In keeping with the theme of introspection and self-deprecation mentioned earlier, instead of getting a rowdy “My Friends Over You”-esque album closer (as the band’s previous two full lengths ended- with “When We Stand On Each Other’s Shoulders, We Block Out The Sun” and “The Wild Bunch” respectively), the listener is met with the much different approach to the album’s denouement, “The Hotbed of Life.” Mackinder reflects on his childhood (providing vivid memories of accidentally electrocuting himself among others), and argues that while age was supposed to deliver him wisdom, it has just left him with a certain emptiness: “I had marks on the door frame, from when a year brought welcome change. Now it all just feels the same,” he sings. As is the case on Fireworks past releases, Mackinder seems particularly interested in the concept of aging (“Oh, Why Can’t We Start Old and Grow Younger” from Gospel is a good indicator of his philosophy), but on The Hotbed of Life it appears he has an epiphany on the implications of that aging- an epiphany that seems to come directly as a result of his father’s passing.
Speaking from experience, I know how quickly one’s life can shift with the loss of a parent.
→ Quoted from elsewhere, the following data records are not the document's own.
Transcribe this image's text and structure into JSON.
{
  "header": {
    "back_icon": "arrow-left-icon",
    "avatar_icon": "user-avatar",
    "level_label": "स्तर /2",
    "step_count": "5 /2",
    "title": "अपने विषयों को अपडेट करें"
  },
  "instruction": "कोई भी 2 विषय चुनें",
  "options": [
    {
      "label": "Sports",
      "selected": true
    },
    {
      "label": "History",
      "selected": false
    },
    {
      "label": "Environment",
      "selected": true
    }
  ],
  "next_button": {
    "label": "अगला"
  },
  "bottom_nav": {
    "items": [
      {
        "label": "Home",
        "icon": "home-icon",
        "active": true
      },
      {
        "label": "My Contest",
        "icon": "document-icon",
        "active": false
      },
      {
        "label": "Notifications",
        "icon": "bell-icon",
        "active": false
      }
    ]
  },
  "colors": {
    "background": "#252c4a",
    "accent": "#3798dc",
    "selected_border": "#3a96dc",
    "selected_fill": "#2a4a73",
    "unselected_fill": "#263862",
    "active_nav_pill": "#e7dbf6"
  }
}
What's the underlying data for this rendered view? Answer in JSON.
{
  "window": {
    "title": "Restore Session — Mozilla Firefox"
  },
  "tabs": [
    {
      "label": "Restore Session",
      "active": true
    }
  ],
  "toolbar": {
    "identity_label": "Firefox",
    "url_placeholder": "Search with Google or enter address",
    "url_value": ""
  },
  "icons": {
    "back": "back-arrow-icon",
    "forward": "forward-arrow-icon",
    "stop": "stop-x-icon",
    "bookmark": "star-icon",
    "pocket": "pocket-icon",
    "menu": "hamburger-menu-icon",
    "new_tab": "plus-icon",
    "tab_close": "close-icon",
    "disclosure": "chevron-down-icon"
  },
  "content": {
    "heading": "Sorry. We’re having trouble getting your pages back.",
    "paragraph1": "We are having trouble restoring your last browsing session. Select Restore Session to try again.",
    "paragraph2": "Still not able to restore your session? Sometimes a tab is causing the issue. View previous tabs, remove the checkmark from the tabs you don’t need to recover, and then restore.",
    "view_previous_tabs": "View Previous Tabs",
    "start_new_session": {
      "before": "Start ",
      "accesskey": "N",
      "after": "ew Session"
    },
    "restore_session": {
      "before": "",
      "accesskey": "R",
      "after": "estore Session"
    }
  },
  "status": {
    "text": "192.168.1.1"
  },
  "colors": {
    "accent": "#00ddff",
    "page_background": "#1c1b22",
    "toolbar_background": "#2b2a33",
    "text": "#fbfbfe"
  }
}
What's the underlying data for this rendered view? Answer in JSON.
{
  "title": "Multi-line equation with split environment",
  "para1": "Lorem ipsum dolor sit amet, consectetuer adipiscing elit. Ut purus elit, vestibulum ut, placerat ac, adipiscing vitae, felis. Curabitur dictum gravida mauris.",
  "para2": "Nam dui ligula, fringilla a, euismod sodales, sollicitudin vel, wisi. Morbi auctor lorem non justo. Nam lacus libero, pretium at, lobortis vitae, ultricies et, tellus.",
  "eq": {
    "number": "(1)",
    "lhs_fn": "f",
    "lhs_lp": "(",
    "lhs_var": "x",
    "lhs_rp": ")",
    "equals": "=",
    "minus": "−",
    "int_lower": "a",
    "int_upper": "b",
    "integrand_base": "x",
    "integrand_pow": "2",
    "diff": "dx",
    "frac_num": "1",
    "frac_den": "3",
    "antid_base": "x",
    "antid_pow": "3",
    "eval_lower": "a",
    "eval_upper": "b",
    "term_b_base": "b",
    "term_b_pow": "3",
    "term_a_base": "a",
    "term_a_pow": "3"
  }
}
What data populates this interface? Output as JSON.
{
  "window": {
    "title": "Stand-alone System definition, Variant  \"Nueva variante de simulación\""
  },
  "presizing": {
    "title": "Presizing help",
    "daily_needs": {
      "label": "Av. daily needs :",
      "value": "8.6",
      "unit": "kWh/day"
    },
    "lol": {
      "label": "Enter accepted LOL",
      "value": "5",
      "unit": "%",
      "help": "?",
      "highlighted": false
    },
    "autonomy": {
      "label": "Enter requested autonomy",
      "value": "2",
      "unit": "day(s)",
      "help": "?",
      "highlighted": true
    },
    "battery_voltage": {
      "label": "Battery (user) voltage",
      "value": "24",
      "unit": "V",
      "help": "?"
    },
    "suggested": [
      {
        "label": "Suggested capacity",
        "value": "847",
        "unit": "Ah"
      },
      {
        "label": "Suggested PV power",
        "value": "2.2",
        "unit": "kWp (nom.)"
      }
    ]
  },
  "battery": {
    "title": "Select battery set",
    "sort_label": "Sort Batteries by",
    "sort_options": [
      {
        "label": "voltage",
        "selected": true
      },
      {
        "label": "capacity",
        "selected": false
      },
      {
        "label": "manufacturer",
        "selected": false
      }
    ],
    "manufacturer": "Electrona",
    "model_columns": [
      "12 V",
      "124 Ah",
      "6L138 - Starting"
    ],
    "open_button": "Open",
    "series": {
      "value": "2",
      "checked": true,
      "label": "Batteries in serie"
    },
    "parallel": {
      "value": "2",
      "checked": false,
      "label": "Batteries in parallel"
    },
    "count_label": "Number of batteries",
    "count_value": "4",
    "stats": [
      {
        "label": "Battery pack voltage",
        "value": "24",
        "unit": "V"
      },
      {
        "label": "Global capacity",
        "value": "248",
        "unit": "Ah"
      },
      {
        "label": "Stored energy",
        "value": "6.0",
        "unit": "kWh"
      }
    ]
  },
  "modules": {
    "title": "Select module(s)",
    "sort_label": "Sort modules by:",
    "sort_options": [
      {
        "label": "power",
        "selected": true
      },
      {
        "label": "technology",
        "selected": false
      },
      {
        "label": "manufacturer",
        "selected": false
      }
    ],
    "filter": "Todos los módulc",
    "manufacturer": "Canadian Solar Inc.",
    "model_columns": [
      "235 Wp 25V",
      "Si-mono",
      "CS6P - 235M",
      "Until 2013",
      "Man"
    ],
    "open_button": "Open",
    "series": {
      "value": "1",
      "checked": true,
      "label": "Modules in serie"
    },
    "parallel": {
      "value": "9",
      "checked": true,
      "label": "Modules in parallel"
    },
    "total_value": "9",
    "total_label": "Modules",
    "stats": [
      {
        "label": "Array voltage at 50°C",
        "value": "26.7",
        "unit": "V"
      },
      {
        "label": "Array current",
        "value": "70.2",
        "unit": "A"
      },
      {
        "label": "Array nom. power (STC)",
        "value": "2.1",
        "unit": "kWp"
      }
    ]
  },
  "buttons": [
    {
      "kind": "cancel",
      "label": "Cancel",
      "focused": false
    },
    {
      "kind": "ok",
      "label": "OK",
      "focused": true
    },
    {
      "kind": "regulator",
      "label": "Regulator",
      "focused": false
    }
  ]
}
In a moment you can go from being an eager-to-please child to a world-weary adult. That’s why the honest displayed in the second verse of “The Hotbed of Life” is so chilling as a result. I can see myself in Mackinder as he sings, “I used to hang grocery bags up and down, up and down my arms to impress my mom. Now I use them to carry boxes out of my dead dad’s house.” This verse is probably the most important Fireworks has ever crafted, and it proves that Mackinder is just as capable of writing emotionally devastating songs as his contemporaries.
Though segments of the song have the same raucous, upbeat sound that we’ve become familiar with from Fireworks, the song also contains an extended bridge in which keyboardist and newly minted band member Adam Mercer first gets to come front and center with a simple, yet beautiful organ arrangement and then, quickly following that, the sound of a lilting toy piano. The toy piano is an especially fitting instrumental choice here, as it immediately conjures up the feeling of weary nostalgia and loss of childhood that the band seems to be aiming at with the album closer.
In an album full of departures from the band’s past, however, the departure in the lyrical content is probably the single greatest departure from Gospel to Oh, Common Life. Mackinder seems to be haunted not just by personal demons, but by realizations that everyone is going through these same difficulties as him. On “Bed Sores,” Mackinder comments extensively on the idea of being trapped in one’s own personal form of hell. “I keep telling myself, Everybody’s hell’s better than my own, but my hell’s my own,” he sings in the chorus, seemingly commenting on the futility of comparing your own life difficulties to others.
By changing the songwriting approach on this release, Fireworks has allowed Oh, Common Life, to stand out from the bands other releases- and continues the band’s incredibly strong track record of making some of the best punk-tinged pop-rock out there. I can’t wait to see where they go from here.